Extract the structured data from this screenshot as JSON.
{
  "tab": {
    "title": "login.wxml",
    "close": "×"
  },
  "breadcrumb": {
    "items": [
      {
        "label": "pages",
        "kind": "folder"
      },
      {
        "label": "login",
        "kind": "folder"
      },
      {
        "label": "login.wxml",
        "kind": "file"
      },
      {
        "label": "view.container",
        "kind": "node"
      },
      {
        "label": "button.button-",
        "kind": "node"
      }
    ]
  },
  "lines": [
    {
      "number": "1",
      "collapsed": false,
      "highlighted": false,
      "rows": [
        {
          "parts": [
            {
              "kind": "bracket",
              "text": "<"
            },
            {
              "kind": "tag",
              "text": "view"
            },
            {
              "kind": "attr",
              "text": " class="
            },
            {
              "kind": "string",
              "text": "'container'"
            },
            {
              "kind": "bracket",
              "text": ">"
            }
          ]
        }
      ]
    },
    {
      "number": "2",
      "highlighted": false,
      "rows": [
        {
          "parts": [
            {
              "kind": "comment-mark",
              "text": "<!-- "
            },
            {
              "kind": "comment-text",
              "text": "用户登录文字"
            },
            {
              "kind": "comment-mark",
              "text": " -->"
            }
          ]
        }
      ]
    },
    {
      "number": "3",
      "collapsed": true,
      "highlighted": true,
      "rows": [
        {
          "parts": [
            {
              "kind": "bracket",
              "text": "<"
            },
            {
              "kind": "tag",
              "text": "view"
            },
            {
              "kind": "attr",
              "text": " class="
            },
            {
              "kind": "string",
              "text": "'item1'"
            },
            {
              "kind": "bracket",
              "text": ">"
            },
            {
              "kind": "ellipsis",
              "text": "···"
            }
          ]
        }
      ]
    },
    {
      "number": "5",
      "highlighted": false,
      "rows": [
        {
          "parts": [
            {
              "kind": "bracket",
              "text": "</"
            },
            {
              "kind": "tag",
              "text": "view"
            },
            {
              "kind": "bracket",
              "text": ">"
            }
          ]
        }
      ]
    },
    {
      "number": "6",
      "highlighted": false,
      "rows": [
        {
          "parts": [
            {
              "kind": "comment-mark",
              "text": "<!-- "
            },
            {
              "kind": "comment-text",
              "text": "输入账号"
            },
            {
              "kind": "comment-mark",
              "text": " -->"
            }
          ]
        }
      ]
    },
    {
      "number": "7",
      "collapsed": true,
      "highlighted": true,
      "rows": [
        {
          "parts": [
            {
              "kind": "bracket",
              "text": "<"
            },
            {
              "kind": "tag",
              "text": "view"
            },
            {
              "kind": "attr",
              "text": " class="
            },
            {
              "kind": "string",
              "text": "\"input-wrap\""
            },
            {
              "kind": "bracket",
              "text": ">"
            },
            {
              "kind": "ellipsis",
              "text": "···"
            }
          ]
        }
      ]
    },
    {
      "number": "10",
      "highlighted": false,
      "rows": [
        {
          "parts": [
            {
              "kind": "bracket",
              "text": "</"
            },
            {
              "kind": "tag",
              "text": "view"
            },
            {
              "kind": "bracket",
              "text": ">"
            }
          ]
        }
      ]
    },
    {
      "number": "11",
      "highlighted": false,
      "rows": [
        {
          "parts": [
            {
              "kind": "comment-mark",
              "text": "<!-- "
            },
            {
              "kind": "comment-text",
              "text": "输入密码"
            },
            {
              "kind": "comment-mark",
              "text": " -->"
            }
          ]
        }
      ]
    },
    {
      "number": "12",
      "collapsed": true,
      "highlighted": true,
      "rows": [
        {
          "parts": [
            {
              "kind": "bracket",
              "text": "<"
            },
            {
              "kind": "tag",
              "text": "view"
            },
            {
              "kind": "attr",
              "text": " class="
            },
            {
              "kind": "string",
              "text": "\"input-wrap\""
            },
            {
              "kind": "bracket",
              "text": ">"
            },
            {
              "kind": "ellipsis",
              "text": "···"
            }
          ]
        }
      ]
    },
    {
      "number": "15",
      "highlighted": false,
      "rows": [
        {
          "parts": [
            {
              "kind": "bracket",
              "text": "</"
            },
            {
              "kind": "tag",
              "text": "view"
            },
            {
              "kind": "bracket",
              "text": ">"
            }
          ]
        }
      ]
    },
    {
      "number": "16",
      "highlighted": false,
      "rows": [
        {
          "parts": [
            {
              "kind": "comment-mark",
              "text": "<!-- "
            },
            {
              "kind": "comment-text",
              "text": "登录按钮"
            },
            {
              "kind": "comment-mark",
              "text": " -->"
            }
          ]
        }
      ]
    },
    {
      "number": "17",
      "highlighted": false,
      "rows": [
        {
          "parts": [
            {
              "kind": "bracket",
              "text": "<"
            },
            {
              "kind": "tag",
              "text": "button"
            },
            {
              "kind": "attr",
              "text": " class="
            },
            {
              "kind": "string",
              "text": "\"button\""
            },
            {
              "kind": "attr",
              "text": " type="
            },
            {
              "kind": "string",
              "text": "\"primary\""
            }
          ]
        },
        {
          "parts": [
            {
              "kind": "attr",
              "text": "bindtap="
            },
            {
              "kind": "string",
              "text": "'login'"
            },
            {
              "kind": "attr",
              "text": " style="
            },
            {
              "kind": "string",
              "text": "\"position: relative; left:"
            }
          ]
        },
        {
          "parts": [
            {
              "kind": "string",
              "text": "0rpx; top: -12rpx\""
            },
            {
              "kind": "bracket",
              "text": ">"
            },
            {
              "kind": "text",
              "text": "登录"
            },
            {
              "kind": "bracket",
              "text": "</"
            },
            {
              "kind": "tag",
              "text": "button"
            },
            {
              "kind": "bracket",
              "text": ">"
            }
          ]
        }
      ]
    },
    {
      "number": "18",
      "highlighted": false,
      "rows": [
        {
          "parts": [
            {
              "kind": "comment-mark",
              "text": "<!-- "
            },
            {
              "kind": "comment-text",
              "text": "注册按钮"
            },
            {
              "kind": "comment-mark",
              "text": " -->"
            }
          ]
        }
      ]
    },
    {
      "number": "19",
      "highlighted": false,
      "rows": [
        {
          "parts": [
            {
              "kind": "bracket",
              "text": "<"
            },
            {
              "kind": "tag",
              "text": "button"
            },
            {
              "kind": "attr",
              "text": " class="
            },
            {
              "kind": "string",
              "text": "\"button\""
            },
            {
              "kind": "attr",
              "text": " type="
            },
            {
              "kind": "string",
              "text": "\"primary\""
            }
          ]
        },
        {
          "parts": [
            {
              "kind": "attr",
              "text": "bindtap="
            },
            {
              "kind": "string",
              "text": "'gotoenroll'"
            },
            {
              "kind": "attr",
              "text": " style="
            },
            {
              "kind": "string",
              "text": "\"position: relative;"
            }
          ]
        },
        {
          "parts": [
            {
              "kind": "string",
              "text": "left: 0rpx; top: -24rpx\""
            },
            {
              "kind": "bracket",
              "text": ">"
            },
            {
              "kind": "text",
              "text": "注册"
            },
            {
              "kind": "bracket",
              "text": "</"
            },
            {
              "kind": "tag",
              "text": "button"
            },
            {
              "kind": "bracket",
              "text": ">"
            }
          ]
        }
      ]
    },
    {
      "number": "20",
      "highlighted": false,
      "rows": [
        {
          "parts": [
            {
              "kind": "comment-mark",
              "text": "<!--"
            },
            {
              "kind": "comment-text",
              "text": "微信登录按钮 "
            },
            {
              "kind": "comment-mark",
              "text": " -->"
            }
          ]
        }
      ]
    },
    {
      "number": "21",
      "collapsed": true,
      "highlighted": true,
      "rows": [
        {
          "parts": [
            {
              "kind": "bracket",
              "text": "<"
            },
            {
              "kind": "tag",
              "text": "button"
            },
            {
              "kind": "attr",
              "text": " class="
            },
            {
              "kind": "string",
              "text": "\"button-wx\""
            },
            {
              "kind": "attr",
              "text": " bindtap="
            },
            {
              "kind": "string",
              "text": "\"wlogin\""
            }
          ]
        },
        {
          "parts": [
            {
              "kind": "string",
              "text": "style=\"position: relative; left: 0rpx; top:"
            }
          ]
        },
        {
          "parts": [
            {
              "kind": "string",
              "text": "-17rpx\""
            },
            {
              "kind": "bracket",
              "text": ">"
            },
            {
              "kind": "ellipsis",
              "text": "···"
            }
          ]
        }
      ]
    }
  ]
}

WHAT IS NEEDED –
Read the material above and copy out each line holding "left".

PROBLEM SOLUTION –
              "text": "\"position: relative; left:"
              "text": "left: 0rpx; top: -24rpx\""
              "text": "style=\"position: relative; left: 0rpx; top:"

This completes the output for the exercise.